This methodology is most useful when you want students to have some knowledge of the content before analyzing it further. So if a teacher wishes to conduct a ‘Book review’. She shares the e-book, 'Totto-chan' with the students. She asks them to read and shares certain discussion points. In school, students discuss the book and write personal book reviews. The teacher has used her class time constructively and has been to achieve greater learning outcomes.
5. Individual rotation blended learning
As per https://www.blendedlearning.org/models/, the Individual Rotation model allows students to rotate through stations, but on individual schedules set by a teacher or software algorithm. Unlike other rotation models, students do not necessarily rotate to every station; they rotate only to the activities scheduled on their playlists.

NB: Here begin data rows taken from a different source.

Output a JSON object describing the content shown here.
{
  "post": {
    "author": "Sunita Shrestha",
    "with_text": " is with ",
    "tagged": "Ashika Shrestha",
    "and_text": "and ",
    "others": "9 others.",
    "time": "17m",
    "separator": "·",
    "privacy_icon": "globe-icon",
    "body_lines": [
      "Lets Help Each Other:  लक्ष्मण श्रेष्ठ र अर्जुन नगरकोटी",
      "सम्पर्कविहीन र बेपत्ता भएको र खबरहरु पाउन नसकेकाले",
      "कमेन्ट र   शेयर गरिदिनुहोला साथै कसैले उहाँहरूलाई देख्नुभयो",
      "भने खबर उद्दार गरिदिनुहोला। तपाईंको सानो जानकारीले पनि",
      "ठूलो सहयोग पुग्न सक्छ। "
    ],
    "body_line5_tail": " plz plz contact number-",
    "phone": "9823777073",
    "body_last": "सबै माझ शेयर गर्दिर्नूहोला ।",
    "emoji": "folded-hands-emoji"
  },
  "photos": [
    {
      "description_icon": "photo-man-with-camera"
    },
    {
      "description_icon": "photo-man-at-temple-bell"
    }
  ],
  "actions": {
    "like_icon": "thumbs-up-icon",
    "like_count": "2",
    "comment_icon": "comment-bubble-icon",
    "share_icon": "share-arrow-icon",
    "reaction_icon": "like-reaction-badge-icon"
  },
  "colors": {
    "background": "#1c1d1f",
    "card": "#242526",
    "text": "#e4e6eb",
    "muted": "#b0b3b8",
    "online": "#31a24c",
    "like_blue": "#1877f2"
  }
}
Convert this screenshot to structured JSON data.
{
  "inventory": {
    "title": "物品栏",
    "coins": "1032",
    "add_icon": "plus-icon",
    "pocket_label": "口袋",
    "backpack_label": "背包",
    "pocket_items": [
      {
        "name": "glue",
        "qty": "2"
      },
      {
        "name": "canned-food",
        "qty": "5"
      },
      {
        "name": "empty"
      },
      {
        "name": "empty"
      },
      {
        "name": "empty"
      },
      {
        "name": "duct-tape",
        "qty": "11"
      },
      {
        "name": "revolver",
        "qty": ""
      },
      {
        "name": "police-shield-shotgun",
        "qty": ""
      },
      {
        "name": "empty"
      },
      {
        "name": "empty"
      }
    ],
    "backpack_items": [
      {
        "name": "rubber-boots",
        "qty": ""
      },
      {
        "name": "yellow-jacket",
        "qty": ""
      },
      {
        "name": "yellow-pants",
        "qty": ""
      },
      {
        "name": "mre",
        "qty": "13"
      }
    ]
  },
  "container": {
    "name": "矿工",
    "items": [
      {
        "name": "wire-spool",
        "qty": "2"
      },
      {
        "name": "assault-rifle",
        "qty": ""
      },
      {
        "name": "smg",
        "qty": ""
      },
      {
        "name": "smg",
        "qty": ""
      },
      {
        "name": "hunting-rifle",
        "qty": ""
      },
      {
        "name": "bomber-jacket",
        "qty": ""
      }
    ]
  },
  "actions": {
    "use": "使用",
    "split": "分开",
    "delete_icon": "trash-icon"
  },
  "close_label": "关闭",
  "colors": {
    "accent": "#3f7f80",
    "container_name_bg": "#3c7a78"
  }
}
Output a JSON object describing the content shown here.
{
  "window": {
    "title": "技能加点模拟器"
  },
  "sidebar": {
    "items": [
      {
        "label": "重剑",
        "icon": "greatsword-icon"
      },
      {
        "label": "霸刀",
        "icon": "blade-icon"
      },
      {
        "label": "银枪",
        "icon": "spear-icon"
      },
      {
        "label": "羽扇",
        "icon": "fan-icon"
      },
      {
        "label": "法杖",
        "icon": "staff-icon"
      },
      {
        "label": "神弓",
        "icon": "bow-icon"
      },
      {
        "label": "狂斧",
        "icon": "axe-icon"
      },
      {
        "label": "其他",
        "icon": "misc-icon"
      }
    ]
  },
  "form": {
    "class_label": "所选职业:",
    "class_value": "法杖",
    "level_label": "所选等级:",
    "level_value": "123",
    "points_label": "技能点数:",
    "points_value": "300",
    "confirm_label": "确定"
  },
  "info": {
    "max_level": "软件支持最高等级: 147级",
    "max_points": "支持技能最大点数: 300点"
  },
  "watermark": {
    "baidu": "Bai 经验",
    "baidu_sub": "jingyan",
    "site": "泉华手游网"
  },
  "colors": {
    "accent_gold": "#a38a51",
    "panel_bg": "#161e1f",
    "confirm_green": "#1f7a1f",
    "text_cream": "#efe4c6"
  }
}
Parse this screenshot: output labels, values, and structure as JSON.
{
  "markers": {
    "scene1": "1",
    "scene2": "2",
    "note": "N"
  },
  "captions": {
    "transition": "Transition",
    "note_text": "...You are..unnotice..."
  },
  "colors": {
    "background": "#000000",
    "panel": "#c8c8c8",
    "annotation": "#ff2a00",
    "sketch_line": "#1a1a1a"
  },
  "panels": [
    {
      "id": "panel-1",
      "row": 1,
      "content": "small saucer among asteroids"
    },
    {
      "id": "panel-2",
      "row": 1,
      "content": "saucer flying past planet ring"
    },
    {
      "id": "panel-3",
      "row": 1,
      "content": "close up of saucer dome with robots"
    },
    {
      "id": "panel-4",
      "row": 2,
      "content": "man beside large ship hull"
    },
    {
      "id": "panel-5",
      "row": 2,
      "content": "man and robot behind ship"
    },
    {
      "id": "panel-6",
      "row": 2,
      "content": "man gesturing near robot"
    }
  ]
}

The teacher allows students to rotate through different kinds of classrooms called stations. A specific ILP [Individual learning plan] is created for each student. For example: Parth and Mona's examples work on clauses, Mona is struggling with Clauses so she attends classes and solves assignments whereas Parth will attend classes, watch a few videos, and also complete a research project on clauses. Thus the teacher knows her students' skills in greater depth and supports them individually to achieve her target learning outcomes.
6. Inside-out and outside-in blended learning
In Inside-out, teaching and learning begin inside the classroom and move to an outside environment and in an outside-in classroom, it begins in an outside environment and moves inside the classroom. In a class environment, the Teacher discusses with students about ‘Sound of Music’ in class and ends the lesson by taking them to the theatre to watch the play. In Outside-In, Students watch the play in a digital environment and end the lesson in a physical environment by conducting role-plays.
The list of models is many but one has to review their resources and plan accordingly.
One can mention that they may face challenges in terms of technology, lack of training on digital platforms, lack of resources to create self-paced learning environments, or time management with vast syllabuses to complete.
Certain tips that can come useful are:
1. Teachers can begin with easily available digital content like Khan Academy, Pinterest, discovery Education, PBS Learning Media, and much more.
2. Review the available resources and plan a timetable. Most importantly, a team achieves more so collaborate with your colleagues in club activities.
3. Take small simple steps – “The journey of a thousand miles begins with one step.” Lao Tzu. Choose the model that you are comfortable executing and then move forward.
As teachers, we are ever-evolving and we are that one profession that creates more professions so our responsibility and accountability stretch beyond the classroom. We are lifelong learners and need to keep pace with the fast-paced technology so that our students are ready to take the next leap. Our classrooms have to echo that thought and vision at all times through new pedagogies and teaching-learning strategies.
Christensen Institute, Blended Learning definitions, https://www.christenseninstitute.org/blended-learning-definitions-and-models/
About the author:
Kavita Sanghvi holds a Masters in Physics, Masters in Education, Masters in Philosophy of Education, and CAEL [Certificate in Advanced Course in Educational Leadership] Diploma from Harvard University. She heads SVKM's CNM School, in Mumbai. She is a Teach SDG’s Ambassador, Climate Action Ambassador, and Scientix Ambassador for India. She is a British Council Trainer and Ambassador.